Hip pain can stem from various types of arthritis, which can be treated by hip replacement surgery. According to Harvard Health, there are over 300,000 hip replacements in the U.S. per year.
During a hip replacement, worn out cartilage/bone is removed and replaced by artificial parts.
There are two approaches that can be taken when replacing the hip, posterior and anterior hip replacement. Both approaches are very effective; however, one approach may be a better fit for you based on your age, health, and body.
Woman experiencing hip pain from hip arthritis
The posterior approach to hip replacement is the more common approach of the two. During this procedure, an incision is made behind the hip joint, in the low back/buttock region. After the incision is made, the hip surgeon will need to access the hip by cutting through muscle and tissue.
Although the posterior approach is the well-known, the anterior approach has increased in popularity over the years. This approach involves making an incision in front of the hip, on the upper thigh. Unlike the posterior approach, the hip surgeon will access the hip by pushing the muscles aside.
Both the posterior and anterior approach to total hip replacement have advantages and disadvantages. Be sure to discuss these with your hip replacement doctor to come up with the best option for you and your body.

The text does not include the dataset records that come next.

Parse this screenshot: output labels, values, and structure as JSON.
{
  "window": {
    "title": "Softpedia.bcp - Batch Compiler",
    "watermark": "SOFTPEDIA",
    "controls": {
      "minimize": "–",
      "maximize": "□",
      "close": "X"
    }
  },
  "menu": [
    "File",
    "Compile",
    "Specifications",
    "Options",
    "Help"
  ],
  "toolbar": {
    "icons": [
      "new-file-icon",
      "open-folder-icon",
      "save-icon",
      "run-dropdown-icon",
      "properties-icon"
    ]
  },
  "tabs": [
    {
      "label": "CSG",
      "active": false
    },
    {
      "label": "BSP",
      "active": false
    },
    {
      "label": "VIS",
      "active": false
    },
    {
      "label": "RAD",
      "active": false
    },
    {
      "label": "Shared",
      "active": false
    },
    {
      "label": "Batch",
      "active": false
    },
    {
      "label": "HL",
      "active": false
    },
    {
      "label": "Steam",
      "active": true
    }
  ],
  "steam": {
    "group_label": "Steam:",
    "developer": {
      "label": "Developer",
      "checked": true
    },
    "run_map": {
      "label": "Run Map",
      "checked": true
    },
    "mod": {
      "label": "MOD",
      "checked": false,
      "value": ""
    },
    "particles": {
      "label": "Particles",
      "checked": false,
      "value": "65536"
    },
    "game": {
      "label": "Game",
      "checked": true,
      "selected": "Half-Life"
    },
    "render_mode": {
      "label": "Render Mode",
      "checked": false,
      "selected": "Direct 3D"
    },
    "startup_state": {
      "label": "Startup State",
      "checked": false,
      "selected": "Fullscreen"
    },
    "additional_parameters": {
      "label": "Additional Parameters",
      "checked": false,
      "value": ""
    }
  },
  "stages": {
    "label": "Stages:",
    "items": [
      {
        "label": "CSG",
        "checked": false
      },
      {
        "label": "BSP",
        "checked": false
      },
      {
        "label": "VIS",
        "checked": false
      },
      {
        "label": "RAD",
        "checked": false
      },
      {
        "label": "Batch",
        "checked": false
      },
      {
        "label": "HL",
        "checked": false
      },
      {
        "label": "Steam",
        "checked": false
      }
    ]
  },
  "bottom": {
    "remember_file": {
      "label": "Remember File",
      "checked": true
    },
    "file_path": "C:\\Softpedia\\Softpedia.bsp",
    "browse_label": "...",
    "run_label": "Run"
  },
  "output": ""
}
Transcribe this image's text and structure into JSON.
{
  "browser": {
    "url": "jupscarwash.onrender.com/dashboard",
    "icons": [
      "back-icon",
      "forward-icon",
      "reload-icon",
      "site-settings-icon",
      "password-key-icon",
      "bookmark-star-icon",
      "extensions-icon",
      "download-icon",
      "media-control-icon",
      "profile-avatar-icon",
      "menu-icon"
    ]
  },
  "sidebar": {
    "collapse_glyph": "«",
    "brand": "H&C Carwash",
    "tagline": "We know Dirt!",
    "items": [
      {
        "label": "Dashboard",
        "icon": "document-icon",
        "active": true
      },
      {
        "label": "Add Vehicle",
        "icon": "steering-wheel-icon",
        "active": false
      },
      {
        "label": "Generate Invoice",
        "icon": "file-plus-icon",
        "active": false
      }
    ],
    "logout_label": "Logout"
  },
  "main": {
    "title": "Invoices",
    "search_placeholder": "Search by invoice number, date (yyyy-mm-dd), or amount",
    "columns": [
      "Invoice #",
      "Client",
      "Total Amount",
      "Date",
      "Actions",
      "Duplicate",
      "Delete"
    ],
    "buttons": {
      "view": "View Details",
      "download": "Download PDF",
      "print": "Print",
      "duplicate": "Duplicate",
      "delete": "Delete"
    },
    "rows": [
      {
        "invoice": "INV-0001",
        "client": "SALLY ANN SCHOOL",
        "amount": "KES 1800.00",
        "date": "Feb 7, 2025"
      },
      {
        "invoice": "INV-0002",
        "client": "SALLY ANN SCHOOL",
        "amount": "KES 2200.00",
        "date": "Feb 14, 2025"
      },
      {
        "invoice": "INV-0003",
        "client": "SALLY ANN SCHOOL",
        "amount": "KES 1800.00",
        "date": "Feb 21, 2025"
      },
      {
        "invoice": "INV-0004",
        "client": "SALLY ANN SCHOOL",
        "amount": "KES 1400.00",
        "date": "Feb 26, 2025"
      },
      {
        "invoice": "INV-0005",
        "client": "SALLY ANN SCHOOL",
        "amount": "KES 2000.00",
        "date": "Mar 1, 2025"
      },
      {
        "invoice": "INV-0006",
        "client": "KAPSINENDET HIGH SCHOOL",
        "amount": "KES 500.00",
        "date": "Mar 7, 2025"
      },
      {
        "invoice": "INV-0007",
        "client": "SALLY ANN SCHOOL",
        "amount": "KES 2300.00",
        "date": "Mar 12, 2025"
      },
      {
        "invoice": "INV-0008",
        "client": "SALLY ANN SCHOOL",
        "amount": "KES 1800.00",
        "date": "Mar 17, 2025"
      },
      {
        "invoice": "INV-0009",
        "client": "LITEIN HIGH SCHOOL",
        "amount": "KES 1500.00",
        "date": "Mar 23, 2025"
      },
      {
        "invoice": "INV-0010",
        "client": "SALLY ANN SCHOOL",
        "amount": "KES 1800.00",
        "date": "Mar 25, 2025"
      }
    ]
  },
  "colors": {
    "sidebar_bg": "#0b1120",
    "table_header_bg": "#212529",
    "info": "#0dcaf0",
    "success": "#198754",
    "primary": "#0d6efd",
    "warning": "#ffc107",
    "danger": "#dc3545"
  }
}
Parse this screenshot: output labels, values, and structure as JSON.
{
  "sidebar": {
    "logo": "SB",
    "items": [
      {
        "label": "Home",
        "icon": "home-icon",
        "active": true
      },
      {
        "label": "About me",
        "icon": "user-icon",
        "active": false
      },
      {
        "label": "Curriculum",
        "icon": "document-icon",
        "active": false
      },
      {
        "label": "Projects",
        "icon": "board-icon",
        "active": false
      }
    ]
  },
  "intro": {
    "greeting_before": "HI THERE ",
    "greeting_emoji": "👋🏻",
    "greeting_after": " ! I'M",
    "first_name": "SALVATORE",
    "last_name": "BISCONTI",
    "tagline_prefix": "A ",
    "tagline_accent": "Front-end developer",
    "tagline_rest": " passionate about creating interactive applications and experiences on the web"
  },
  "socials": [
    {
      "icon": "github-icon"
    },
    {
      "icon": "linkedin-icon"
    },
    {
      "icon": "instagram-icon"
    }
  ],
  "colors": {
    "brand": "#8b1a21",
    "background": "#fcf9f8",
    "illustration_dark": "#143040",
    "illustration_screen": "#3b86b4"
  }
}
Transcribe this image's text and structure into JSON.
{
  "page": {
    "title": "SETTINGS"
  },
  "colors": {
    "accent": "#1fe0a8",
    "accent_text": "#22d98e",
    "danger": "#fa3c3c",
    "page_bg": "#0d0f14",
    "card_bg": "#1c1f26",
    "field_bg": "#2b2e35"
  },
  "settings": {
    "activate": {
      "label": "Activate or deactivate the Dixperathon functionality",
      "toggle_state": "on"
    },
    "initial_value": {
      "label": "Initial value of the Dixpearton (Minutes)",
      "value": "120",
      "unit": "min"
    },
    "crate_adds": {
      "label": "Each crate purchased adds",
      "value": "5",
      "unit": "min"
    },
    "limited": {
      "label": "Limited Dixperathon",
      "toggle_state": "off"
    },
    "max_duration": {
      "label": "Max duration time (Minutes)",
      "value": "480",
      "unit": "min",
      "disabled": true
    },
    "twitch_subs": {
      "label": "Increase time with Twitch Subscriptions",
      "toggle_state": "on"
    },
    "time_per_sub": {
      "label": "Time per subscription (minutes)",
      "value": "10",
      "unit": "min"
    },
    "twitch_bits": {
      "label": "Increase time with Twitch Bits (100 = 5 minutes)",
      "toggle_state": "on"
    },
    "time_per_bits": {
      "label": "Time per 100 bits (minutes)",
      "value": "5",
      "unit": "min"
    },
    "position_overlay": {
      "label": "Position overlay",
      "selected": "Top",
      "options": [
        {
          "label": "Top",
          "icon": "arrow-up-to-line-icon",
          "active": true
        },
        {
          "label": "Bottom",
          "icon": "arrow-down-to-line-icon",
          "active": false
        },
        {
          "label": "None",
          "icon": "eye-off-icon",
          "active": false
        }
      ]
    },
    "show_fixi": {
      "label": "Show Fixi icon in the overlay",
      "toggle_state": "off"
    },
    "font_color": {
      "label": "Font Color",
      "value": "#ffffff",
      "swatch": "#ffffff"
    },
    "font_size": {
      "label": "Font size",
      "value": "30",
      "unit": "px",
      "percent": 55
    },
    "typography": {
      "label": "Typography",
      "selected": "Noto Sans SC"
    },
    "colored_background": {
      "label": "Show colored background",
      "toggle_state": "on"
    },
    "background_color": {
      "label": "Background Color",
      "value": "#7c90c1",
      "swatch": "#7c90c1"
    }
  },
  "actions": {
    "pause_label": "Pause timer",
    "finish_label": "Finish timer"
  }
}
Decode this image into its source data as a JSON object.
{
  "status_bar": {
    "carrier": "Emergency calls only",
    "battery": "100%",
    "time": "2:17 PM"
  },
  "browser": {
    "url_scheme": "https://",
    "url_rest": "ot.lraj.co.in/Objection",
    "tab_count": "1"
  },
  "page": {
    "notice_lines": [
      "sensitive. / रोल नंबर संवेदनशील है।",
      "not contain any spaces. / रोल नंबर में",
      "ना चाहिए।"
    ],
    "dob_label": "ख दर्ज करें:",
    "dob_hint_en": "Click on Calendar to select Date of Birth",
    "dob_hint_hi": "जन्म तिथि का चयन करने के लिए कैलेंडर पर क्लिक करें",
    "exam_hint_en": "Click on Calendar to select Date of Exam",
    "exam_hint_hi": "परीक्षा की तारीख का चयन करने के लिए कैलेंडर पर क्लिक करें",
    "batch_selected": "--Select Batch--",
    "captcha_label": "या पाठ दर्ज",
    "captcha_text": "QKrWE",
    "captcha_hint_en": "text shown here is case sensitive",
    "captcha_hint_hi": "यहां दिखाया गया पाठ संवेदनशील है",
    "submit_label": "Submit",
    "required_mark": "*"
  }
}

People who are obese or extremely muscular are typically better suited for a posterior approach. Candidates who are young and active should consider an anterior approach. Be sure to see a hip replacement specialist to determine what approach is best for you.
Most hip replacement doctors are taught the posterior approach to hip replacement, which is why it is generally performed more. However, many surgeons have undergone additional training to learn the anterior approach, and this approach is gaining more popularity.
At Elite Sports Medicine + Orthopedics, we offer both approaches to hip replacement surgery and have highly experienced hip replacement specialists.
How long your hip replacement will last depends on your weight, age, and lifestyle. Typically, a hip replacement will last between 15-20 years.
If you are experiencing hip arthritis or hip pain, you may need a hip replacement. Come see one of our hip replacement doctors, Dr. Gregory Raab or Dr. Brian Dierckman. You can book an appointment at a location nearest to you by calling us or booking online.
Kane, K. (2015, November 4). Advanced Physical Therapy and Fitness. Total Hip Replacements: Posterior versus Anterior Approach - Advanced Physical Therapy and Fitness | Mechanicsburg Physical Therapy. https://www.advancedptinpa.com/our-blog/207-total-hip-replacements-posterior-versus-anterior-approach.html.
Leone, D. W. (2019, October 19). The pros and cons of two approaches to Hip Replacement: Mini-Posterior and Direct Anterior. The Leone Center for Orthopedic Care. https://holycrossleonecenter.com/the-pros-and-cons-of-two-approaches-to-hip-replacement-mini-posterior-and-direct-anterior/.
The Center. (2019, January 9). Anterior vs. Posterior total hip replacements. The Center. https://www.thecenteroregon.com/medical-blog/anterior-vs-posterior-hip-replacements/.